Differences Between: Last Will & Testament and Living Trust
Your Last Will & Testament will go through a court supervised distribution process called: PROBATE!
A few disadvantages of going through probate often include...
- Impounded or frozen accounts
- Impounded safety deposit box
- Probate court cost (10%-30%, or more)
- Waiting period (months to several years)
- Attorney fees (typically 6% to 8% of total value of estate)
- Administration fees Public disclosures (makes good leads for con men who specialize in fleecing new heirs of their inheritance)
- With your Living Trust, some advantages of a Living Trust include...
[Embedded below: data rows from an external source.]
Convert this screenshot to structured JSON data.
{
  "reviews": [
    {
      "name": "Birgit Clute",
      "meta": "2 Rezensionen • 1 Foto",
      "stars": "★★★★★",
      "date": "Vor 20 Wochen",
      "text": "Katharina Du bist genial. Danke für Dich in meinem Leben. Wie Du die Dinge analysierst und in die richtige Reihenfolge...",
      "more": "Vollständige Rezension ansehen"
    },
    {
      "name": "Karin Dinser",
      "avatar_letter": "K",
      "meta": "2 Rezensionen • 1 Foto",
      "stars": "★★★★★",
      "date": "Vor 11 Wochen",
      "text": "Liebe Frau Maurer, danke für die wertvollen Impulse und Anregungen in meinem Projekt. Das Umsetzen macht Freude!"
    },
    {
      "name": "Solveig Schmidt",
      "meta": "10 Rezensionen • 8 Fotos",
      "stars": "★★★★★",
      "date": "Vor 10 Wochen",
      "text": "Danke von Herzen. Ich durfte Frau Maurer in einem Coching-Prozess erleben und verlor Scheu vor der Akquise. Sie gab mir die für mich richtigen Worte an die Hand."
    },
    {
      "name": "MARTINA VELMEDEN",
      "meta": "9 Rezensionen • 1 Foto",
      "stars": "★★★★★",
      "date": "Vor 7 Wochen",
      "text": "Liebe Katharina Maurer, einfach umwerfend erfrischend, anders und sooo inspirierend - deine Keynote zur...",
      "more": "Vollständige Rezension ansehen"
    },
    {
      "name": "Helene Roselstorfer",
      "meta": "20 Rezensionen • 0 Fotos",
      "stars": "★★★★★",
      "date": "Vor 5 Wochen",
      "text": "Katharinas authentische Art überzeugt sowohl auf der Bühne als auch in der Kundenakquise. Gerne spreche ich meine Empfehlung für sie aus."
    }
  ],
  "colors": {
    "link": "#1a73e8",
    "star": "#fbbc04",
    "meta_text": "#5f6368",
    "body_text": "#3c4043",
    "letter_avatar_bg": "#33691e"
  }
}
- A Living Trust is settled without a court proceeding
- Process is not a matter of public record
- Process is quicker and cheaper than a Last Will & Testament
- A Living Trust is very difficult to challenge
- You, the Grantor, retain complete control of your affairs while alive
- Assets are directed through your Living Trust per your wishes upon your death
WHAT IS A LAST WILL and TESTAMENT?
A Last Will and Testament is probably the most important document the average person will ever sign. A Last Will is used to distribute property to beneficiaries, specify last wishes, and name guardians for minor children. It is an important part of any estate plan. Without one, the courts will make these critical decisions for you. With or without a Last Will and Testament YOU HAVE TO GO THROUGH PROBATE.
WHAT IS A LIVING WILL?
A Living Will is a type of advanced directive in which instructions are given by an individual specifying what should be done for his/her health in case he/she is no longer able to make those decisions. This document outlines important healthcare decisions in advance, such as whether or not to remain on artificial life support.
WHAT IS A LIVING TRUST?
A basic living trust allows property to AVOID PROBATE and to quickly and efficiently pass to the beneficiaries you name, without the hassles and expense of PROBATE COURT proceedings. A married couple can use one basic living trust to handle both co-owned property and the separate property of either spouse.